Among the following entries, how many lines hold the string "username"? State only the number.
··· DATASET RECORDS
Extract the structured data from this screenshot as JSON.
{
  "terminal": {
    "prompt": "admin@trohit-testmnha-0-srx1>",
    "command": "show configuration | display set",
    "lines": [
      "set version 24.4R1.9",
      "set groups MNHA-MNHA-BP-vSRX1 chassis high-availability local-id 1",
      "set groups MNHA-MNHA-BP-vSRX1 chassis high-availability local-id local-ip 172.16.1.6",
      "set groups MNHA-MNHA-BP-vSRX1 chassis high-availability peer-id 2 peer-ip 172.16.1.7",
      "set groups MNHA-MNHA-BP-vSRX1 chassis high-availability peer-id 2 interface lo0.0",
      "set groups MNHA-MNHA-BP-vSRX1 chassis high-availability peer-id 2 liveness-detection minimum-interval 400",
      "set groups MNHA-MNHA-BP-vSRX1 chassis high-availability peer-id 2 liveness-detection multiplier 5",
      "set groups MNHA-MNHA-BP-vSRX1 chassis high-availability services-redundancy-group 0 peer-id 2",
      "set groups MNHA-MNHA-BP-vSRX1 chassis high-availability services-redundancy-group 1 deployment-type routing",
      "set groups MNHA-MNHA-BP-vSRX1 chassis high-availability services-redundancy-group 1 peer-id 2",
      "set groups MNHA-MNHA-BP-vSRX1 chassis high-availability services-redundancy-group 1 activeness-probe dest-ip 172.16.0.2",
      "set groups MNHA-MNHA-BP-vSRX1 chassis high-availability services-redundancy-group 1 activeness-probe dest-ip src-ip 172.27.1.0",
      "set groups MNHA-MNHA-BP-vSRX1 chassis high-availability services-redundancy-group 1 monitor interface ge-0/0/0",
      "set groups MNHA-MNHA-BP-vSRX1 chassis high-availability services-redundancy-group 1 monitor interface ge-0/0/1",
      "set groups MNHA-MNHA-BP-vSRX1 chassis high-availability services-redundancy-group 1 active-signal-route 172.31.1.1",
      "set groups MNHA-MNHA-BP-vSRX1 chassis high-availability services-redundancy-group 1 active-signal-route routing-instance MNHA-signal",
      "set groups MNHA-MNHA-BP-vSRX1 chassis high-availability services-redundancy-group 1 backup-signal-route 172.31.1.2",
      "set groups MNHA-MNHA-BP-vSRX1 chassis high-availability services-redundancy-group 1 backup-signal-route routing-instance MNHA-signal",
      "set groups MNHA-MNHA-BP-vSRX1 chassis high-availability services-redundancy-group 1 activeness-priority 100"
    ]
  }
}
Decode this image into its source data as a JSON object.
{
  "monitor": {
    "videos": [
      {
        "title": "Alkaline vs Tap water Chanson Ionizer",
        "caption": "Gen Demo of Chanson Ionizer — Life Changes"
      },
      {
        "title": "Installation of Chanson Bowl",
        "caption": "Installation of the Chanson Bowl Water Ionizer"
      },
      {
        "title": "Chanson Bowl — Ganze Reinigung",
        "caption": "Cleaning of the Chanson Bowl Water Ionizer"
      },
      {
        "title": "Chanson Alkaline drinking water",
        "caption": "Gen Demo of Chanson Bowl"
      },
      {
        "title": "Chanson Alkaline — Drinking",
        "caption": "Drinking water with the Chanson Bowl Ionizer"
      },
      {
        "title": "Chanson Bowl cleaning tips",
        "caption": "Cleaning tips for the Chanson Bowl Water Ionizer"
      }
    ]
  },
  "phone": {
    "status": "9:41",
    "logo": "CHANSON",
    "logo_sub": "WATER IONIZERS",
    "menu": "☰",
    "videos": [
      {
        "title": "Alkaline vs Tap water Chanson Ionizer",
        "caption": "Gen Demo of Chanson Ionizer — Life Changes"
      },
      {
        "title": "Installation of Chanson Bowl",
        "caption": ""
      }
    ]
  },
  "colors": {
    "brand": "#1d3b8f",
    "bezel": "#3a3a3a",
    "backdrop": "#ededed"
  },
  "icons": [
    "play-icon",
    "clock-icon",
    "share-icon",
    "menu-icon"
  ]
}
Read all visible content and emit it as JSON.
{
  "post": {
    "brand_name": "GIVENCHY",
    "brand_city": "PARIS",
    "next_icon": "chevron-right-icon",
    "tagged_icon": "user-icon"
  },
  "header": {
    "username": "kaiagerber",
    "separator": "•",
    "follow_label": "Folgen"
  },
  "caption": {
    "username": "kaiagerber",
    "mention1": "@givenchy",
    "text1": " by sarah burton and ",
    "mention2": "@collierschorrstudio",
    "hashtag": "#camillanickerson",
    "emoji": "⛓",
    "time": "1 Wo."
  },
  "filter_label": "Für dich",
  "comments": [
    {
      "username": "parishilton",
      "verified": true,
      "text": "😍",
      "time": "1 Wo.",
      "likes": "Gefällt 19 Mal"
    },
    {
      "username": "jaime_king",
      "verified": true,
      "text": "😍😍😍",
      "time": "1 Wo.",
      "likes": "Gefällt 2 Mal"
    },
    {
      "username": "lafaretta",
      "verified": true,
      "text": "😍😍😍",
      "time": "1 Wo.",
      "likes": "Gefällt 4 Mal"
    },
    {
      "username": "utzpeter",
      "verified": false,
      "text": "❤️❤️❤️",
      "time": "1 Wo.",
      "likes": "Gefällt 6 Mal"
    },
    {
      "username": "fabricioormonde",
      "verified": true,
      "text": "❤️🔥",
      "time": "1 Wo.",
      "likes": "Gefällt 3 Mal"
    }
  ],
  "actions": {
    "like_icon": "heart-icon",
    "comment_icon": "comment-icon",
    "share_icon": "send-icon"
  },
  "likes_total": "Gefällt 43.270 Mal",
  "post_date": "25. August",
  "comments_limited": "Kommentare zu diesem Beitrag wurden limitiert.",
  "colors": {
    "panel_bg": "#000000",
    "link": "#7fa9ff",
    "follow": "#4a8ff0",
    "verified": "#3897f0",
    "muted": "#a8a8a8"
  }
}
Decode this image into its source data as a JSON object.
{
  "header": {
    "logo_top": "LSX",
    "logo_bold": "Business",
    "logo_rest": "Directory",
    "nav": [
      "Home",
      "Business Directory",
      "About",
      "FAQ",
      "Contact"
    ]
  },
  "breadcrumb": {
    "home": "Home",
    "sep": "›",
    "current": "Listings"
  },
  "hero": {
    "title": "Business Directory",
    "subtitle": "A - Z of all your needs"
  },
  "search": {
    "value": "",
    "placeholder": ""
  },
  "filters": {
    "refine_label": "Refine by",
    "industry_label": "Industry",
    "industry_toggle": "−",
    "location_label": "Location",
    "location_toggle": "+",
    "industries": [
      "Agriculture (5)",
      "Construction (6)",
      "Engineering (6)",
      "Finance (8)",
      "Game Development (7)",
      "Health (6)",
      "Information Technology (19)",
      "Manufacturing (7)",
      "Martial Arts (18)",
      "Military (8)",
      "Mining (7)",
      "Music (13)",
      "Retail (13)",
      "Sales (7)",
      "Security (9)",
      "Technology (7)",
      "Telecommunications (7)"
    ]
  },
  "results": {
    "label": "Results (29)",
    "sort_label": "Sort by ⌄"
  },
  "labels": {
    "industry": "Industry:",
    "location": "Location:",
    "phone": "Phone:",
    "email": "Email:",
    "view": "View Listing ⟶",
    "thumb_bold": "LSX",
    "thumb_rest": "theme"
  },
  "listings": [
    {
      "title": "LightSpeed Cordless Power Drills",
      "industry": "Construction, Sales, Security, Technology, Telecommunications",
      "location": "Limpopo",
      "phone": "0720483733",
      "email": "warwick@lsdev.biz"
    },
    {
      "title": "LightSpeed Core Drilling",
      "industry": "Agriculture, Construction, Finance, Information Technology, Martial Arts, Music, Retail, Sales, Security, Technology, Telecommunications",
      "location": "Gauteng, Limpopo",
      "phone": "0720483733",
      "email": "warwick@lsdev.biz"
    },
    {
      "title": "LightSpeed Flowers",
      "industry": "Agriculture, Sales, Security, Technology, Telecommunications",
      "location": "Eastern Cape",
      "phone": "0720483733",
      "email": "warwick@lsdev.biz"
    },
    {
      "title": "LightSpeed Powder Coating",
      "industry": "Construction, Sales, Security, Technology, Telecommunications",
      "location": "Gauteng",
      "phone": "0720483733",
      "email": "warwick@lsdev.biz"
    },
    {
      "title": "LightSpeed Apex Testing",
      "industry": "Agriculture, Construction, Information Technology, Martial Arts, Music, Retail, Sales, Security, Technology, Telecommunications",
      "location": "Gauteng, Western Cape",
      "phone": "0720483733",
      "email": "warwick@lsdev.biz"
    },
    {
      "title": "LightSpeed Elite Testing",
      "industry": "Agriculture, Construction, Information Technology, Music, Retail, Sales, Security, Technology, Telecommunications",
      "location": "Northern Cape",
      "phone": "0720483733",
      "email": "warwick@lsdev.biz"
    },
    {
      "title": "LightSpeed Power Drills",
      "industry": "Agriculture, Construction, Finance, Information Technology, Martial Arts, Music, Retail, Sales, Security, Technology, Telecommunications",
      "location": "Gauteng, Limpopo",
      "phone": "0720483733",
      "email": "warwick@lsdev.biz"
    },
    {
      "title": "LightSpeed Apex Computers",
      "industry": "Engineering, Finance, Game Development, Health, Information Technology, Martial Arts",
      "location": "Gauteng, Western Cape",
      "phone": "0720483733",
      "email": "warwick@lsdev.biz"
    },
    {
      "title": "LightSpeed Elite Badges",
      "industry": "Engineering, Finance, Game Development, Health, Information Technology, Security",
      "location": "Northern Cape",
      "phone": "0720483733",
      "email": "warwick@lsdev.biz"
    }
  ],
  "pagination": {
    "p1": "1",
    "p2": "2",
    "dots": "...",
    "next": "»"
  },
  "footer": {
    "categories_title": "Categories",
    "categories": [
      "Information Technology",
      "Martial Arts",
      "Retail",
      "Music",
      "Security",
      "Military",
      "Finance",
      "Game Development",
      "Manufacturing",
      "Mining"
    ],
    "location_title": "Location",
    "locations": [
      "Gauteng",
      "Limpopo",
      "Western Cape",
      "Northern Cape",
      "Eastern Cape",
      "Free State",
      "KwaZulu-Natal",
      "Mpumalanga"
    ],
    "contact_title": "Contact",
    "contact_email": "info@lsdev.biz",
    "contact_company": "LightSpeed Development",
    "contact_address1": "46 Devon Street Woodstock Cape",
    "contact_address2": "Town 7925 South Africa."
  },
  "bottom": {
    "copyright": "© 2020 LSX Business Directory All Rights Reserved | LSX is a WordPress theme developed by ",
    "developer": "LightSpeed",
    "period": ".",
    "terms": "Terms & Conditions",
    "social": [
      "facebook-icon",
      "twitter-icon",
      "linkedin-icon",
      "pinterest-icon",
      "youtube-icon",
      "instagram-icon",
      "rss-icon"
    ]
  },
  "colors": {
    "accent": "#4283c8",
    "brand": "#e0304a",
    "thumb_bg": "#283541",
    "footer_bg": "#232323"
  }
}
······
**RESPONSE BELOW**
7